Data entries:

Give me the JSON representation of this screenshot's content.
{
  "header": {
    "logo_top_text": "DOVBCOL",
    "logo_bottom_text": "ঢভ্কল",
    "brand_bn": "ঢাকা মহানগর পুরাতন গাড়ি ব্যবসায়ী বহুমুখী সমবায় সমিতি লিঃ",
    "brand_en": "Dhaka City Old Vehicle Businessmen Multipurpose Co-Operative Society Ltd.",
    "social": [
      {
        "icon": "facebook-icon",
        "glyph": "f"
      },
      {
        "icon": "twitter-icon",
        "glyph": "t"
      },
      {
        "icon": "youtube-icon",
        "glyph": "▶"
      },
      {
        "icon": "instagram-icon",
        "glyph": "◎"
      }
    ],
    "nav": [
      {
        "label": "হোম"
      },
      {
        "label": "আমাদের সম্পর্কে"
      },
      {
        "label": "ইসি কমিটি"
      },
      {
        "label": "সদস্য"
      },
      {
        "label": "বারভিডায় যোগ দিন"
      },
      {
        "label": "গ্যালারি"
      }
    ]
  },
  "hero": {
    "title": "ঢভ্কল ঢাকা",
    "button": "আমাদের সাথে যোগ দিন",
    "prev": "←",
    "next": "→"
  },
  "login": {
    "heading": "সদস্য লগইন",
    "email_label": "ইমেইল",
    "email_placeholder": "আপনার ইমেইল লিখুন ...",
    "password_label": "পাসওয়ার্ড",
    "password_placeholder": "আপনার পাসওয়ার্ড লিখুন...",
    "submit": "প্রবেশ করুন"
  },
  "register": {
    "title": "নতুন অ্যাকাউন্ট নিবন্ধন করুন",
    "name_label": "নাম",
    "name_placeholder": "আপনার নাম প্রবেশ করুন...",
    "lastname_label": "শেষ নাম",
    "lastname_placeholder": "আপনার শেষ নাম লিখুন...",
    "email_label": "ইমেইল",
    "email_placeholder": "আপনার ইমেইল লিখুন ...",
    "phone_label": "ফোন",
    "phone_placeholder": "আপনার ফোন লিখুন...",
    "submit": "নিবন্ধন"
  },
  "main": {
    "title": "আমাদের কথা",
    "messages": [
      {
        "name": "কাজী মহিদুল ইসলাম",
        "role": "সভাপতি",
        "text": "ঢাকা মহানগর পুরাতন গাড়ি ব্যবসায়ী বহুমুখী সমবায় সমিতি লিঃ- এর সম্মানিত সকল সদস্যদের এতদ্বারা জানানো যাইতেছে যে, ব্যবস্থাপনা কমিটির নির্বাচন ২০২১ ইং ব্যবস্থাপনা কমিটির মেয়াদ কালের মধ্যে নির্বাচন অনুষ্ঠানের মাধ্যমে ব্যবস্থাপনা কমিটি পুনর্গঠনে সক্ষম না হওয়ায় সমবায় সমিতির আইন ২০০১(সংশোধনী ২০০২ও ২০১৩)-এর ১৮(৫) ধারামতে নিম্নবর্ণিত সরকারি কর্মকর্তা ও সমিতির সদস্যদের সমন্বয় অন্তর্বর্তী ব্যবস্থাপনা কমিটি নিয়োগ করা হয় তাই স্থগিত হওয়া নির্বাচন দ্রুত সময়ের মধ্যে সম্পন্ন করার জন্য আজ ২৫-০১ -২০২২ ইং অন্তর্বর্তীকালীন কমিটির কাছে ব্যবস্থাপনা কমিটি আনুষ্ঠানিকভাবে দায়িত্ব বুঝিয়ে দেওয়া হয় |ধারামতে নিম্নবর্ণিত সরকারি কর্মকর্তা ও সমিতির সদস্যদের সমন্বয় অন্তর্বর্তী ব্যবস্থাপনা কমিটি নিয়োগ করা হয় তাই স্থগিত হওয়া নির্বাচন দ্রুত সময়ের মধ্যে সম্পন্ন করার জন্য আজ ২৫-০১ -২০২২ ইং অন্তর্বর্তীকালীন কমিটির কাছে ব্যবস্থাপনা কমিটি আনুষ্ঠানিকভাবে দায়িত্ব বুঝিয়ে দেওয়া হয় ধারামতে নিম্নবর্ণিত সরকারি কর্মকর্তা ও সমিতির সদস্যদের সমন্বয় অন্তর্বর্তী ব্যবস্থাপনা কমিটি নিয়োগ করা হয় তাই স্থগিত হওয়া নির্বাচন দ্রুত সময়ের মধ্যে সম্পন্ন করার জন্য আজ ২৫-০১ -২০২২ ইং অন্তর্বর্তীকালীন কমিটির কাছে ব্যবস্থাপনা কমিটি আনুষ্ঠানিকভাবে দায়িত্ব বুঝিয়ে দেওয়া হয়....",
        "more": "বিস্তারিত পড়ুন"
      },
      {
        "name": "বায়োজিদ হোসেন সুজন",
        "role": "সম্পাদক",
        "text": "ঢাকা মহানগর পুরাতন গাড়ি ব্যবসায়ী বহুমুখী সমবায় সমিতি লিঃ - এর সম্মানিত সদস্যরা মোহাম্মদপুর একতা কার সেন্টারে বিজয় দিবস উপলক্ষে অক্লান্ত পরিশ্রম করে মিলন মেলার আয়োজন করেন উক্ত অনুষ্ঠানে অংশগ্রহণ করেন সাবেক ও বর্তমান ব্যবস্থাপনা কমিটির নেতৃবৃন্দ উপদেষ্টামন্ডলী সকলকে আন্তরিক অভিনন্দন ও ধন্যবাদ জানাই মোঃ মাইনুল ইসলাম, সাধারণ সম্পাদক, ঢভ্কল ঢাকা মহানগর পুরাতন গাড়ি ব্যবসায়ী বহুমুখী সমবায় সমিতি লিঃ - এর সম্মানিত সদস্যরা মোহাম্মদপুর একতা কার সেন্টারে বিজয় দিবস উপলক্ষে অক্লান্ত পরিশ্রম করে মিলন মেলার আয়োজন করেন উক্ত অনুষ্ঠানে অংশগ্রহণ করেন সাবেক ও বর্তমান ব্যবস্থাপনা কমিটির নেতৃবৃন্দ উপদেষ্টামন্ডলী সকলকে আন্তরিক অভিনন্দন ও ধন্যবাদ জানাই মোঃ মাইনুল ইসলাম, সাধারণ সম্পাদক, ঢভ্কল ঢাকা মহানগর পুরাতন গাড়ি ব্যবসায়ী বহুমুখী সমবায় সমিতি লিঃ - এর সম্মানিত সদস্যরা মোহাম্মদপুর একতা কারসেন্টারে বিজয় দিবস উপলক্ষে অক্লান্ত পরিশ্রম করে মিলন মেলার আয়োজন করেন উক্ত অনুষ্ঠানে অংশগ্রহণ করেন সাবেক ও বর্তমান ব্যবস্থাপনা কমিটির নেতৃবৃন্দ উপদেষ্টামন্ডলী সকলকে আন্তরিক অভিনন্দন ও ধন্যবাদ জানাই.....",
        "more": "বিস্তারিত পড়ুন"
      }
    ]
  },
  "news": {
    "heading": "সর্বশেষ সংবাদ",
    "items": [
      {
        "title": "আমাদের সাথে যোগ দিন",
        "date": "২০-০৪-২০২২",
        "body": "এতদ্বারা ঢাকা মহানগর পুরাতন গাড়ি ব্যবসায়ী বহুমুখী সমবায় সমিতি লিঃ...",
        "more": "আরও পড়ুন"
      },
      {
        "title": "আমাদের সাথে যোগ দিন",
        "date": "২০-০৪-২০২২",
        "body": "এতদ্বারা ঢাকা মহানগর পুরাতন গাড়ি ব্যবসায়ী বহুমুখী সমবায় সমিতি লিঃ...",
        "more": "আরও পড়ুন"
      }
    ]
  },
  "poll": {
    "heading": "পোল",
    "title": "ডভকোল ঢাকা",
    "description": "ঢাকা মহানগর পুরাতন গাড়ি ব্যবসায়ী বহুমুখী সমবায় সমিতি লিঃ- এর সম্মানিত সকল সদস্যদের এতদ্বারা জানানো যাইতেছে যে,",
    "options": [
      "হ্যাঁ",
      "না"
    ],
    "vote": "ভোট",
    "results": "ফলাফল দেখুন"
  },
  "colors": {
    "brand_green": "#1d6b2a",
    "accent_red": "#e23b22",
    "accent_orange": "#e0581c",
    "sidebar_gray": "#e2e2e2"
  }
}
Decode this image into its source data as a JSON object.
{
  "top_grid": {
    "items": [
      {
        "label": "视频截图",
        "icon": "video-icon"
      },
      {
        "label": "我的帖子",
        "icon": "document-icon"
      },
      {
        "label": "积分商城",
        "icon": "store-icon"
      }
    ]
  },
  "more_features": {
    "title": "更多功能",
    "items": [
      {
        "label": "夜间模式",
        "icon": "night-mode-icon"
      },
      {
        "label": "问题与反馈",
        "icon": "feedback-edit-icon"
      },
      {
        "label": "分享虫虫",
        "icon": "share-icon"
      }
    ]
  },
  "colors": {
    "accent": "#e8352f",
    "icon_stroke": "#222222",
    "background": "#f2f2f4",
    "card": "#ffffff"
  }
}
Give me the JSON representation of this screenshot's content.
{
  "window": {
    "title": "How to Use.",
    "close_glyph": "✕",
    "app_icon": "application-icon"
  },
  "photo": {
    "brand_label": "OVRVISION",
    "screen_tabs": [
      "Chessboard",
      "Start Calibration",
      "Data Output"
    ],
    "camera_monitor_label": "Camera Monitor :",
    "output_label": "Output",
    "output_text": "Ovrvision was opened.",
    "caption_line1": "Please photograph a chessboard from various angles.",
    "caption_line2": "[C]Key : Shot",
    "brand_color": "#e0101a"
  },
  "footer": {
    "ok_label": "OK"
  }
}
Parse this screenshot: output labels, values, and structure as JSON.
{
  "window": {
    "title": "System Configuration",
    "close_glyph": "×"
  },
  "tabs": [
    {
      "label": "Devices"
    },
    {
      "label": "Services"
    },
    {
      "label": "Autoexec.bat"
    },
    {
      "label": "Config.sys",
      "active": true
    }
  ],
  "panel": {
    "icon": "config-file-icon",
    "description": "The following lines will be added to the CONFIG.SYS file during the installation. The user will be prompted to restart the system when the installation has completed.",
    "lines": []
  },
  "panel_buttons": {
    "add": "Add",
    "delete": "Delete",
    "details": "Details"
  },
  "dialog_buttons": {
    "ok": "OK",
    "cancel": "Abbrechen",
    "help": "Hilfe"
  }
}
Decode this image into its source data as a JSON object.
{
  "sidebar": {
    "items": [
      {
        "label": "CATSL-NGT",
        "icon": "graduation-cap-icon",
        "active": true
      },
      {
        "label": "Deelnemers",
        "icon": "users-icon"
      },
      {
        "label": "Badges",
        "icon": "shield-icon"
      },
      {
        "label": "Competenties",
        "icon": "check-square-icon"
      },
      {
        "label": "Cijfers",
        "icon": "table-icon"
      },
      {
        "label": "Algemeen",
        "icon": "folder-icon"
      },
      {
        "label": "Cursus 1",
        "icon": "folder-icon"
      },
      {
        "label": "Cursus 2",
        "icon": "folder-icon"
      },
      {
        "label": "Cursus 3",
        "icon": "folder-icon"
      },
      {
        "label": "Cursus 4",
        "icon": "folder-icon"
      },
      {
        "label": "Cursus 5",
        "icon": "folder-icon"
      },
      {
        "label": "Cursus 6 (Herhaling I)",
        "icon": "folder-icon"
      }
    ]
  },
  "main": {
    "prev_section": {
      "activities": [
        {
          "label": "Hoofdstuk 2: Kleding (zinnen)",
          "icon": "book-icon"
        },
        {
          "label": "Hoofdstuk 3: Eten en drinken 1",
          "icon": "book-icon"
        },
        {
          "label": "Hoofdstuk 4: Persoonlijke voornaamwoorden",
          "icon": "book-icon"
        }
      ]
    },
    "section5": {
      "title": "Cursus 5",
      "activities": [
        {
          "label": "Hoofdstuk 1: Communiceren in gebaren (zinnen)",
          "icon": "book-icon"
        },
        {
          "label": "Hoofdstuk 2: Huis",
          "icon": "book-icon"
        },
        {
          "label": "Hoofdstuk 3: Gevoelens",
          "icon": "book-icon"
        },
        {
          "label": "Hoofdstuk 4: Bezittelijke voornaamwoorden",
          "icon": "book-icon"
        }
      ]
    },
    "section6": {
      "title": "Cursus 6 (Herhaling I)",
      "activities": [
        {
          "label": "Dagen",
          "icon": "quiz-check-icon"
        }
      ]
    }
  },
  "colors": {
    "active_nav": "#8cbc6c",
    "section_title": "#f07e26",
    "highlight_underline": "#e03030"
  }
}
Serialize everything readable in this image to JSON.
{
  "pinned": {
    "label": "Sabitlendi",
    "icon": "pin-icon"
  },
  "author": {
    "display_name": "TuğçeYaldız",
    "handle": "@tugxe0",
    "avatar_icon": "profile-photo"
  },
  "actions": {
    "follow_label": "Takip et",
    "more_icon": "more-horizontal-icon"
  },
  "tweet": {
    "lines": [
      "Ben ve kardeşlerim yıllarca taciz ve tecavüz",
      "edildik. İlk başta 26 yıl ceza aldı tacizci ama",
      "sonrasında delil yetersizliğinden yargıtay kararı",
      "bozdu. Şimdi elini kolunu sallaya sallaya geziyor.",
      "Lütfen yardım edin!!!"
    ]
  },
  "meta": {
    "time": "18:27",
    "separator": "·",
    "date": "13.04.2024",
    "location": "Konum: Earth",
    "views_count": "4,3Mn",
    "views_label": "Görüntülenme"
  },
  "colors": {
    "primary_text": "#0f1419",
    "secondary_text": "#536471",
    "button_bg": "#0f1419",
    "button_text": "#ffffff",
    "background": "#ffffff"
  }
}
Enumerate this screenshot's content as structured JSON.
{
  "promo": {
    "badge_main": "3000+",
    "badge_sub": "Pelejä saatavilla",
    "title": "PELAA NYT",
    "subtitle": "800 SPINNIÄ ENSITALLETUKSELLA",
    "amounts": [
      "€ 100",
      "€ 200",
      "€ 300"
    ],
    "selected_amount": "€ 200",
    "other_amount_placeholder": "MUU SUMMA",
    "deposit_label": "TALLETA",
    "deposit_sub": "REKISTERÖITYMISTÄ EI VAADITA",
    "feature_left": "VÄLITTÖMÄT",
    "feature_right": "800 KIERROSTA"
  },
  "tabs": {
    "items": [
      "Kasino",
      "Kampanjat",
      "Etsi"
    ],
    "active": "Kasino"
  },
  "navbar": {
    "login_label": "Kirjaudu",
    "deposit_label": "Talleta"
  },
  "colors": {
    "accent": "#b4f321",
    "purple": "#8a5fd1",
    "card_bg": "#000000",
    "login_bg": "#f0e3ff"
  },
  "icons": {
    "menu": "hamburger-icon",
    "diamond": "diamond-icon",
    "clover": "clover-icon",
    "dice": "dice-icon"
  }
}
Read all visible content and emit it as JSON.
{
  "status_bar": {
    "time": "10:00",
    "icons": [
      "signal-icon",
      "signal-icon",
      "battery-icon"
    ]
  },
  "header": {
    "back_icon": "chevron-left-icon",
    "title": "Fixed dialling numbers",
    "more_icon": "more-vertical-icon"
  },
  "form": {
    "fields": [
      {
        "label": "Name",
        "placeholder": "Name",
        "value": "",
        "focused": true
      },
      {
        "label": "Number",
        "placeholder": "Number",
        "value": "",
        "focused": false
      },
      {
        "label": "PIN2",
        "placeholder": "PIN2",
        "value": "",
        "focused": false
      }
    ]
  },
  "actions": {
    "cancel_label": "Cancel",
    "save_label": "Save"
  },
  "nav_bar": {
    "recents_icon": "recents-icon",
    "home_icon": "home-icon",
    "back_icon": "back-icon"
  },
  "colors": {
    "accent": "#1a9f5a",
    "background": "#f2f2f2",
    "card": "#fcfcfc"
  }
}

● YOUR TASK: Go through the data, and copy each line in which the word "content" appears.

● FINISHED TASK:
Give me the JSON representation of this screenshot's content.
Give me the JSON representation of this screenshot's content.
Enumerate this screenshot's content as structured JSON.
Read all visible content and emit it as JSON.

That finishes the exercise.